I remember looking around at Mason’s 1st birthday and thinking, wow I’ve really arrived. I’m a mother, his mother and I feel fabulous about it. I’m surrounded by family, close friends, and this amazing Pinterest inspired decor I paid someone else to craft for me. I’m dressed to match the theme of his Mustache Bowtie Birthday bash, I have makeup on, my hair is blown out, and I’m smiling and genuinely happy. Postpartum depression, I can finally say I kicked your ass!
The struggle was real and the road was not easy. I fought hard to get better. I needed lots of help, help I agreed to take, because it’s impossible to recover alone. In the end, I came to accept myself as the mom I was, not who I envisioned I would be during my pregnancy. I started to forge my own identity, something that was completely stolen from me and called into question by having postpartum depression.
I would forever be a medicated mommy and that was okay. I would need the help of a part-time nanny to stay sane as a mother. I would need breaks and me time and not feel guilty about taking them. I would never make my own baby food and my son would only know formula. I wouldn’t always enjoy bath time, kids’ birthday parties, or the playground. I would completely love my son, but my identity wouldn’t be 100% wrapped up in him. I wouldn’t be like my own mother. I wouldn’t be like my mother in law. I wouldn’t be like my supermom friends. I would just be me.
I’m going to apologize now for going all sanctimommy here, but I need to preach just a for a minute.
This motherhood shit is hard. No-one expects you to jump in head first, handle it, and be perfect and happy right away and those that do need a reality check. For many of us, becoming a mother isn’t the most natural thing in the world. It fucks with our hormones, sends us spiraling into depression, gives us crazy anxiety, and threatens to destroy our identities and livelihoods. We look around and feel like every other mom is in love with being a mom and makes it look so easy. The truth is, those moms are probably struggling to keep their head above water too, they just do a better job at hiding it. Some moms are better at faking it until they make it then others. I fall in the “I suck at it” category.

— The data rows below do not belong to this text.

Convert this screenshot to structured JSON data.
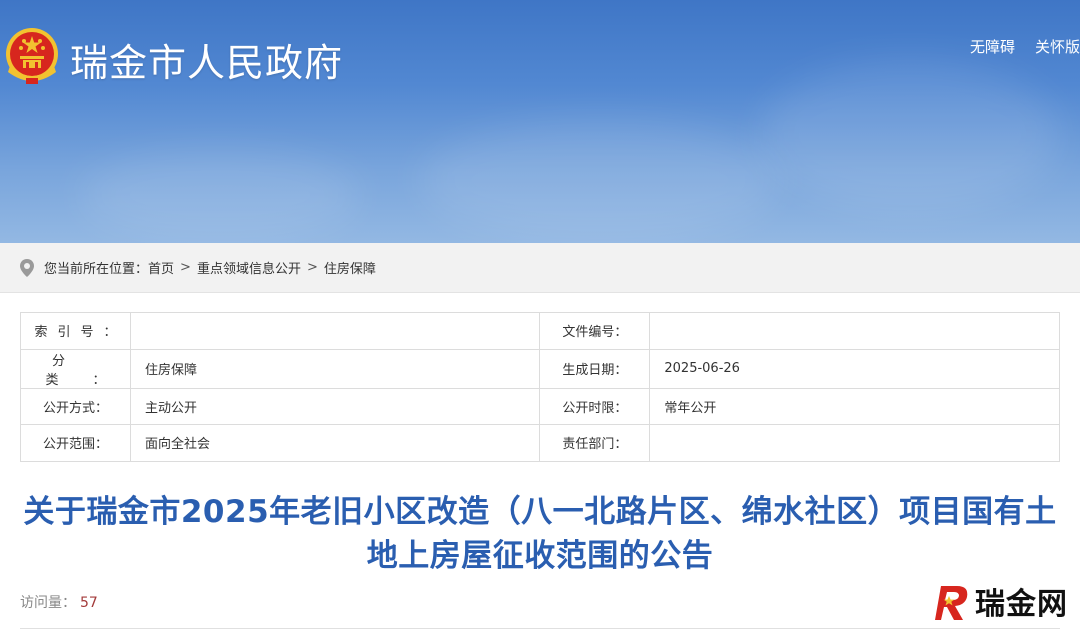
{
  "header": {
    "site_title": "瑞金市人民政府",
    "links": [
      "无障碍",
      "关怀版"
    ]
  },
  "breadcrumb": {
    "prefix": "您当前所在位置：",
    "items": [
      "首页",
      "重点领域信息公开",
      "住房保障"
    ],
    "separator": ">"
  },
  "info_table": {
    "rows": [
      {
        "label1": "索引号：",
        "value1": "",
        "label2": "文件编号：",
        "value2": ""
      },
      {
        "label1": "分类：",
        "value1": "住房保障",
        "label2": "生成日期：",
        "value2": "2025-06-26"
      },
      {
        "label1": "公开方式：",
        "value1": "主动公开",
        "label2": "公开时限：",
        "value2": "常年公开"
      },
      {
        "label1": "公开范围：",
        "value1": "面向全社会",
        "label2": "责任部门：",
        "value2": ""
      }
    ]
  },
  "article": {
    "title": "关于瑞金市2025年老旧小区改造（八一北路片区、绵水社区）项目国有土地上房屋征收范围的公告",
    "visits_label": "访问量：",
    "visits_count": "57"
  },
  "watermark": {
    "text": "瑞金网"
  },
  "colors": {
    "banner_top": "#3f76c6",
    "banner_bottom": "#93b8e3",
    "title_blue": "#2a5eb0",
    "visits_red": "#a33a3a",
    "emblem_red": "#d7261e",
    "emblem_gold": "#f2c230"
  },
  "icons": {
    "emblem": "national-emblem-icon",
    "breadcrumb": "location-pin-icon",
    "watermark": "ruijin-r-logo-icon"
  }
}
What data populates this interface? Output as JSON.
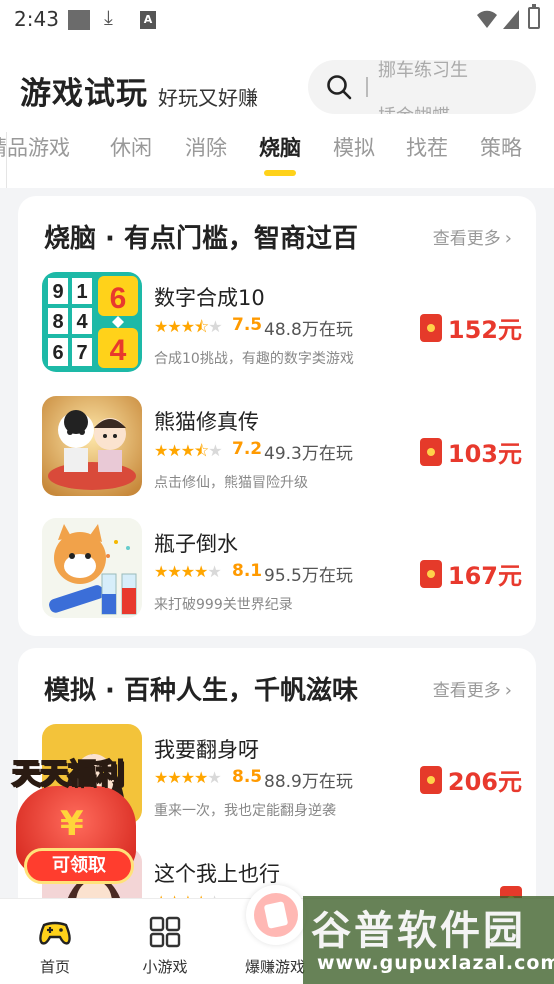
{
  "status_bar": {
    "time": "2:43"
  },
  "header": {
    "title": "游戏试玩",
    "subtitle": "好玩又好赚",
    "search_hint_top": "挪车练习生",
    "search_hint_bottom": "插金蝴蝶"
  },
  "tabs": [
    {
      "label": "精品游戏",
      "active": false
    },
    {
      "label": "休闲",
      "active": false
    },
    {
      "label": "消除",
      "active": false
    },
    {
      "label": "烧脑",
      "active": true
    },
    {
      "label": "模拟",
      "active": false
    },
    {
      "label": "找茬",
      "active": false
    },
    {
      "label": "策略",
      "active": false
    }
  ],
  "sections": [
    {
      "title": "烧脑 · 有点门槛，智商过百",
      "see_more": "查看更多",
      "games": [
        {
          "name": "数字合成10",
          "rating": "7.5",
          "rating_stars": 3.5,
          "players": "48.8万在玩",
          "desc": "合成10挑战，有趣的数字类游戏",
          "reward": "152元",
          "icon": "number-merge-icon"
        },
        {
          "name": "熊猫修真传",
          "rating": "7.2",
          "rating_stars": 3.5,
          "players": "49.3万在玩",
          "desc": "点击修仙，熊猫冒险升级",
          "reward": "103元",
          "icon": "panda-cultivation-icon"
        },
        {
          "name": "瓶子倒水",
          "rating": "8.1",
          "rating_stars": 4,
          "players": "95.5万在玩",
          "desc": "来打破999关世界纪录",
          "reward": "167元",
          "icon": "bottle-pour-icon"
        }
      ]
    },
    {
      "title": "模拟 · 百种人生，千帆滋味",
      "see_more": "查看更多",
      "games": [
        {
          "name": "我要翻身呀",
          "rating": "8.5",
          "rating_stars": 4,
          "players": "88.9万在玩",
          "desc": "重来一次，我也定能翻身逆袭",
          "reward": "206元",
          "icon": "comeback-game-icon"
        },
        {
          "name": "这个我上也行",
          "rating": "",
          "rating_stars": 4,
          "players": "",
          "desc": "",
          "reward": "",
          "icon": "game-icon"
        }
      ]
    }
  ],
  "promo": {
    "title_part1": "天天",
    "title_part2": "福利",
    "button": "可领取"
  },
  "bottom_nav": [
    {
      "label": "首页",
      "icon": "gamepad-icon",
      "active": true
    },
    {
      "label": "小游戏",
      "icon": "grid-icon",
      "active": false
    },
    {
      "label": "爆赚游戏",
      "icon": "money-icon",
      "active": false
    }
  ],
  "watermark": {
    "logo": "谷普软件园",
    "url": "www.gupuxlazal.com"
  },
  "colors": {
    "accent_yellow": "#ffd21a",
    "reward_red": "#e8392d",
    "star_orange": "#ffa600"
  }
}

And all this is normal after having a baby, we just don’t talk about it. So let’s stop pretending and start talking about it! Let’s never stop talking about it…
I remember going to a Mommy and Me class when my son was three months old. My mom took me because I was still in no condition to be out doing mom things on my own. Another mom I know with an infant similar in age to Mason, all dressed up with a full face of makeup smiled at me and said, “Isn’t this amazing?” First I wanted to scream, “No this is not fucking amazing.” And then I wanted to punch her in her made up face for making me feel like it should be. My mom looked back at me and mouthed, “She’s full of shit.” Thank you mommy.
Maybe it was amazing for her. I will never know. All I know it that it became more amazing for me as time went on and as that time passed, I grew more confident in my own mom skin–my mom skin and not someone else’s–never someone else’s. My journey to amazing and acceptance did not look like that mom’s. And your journey there won’t look like mine. The common thread that ties us together is the journey of motherhood. Whatever yours looks like for you is more than acceptable. You just have to let go and accept yours.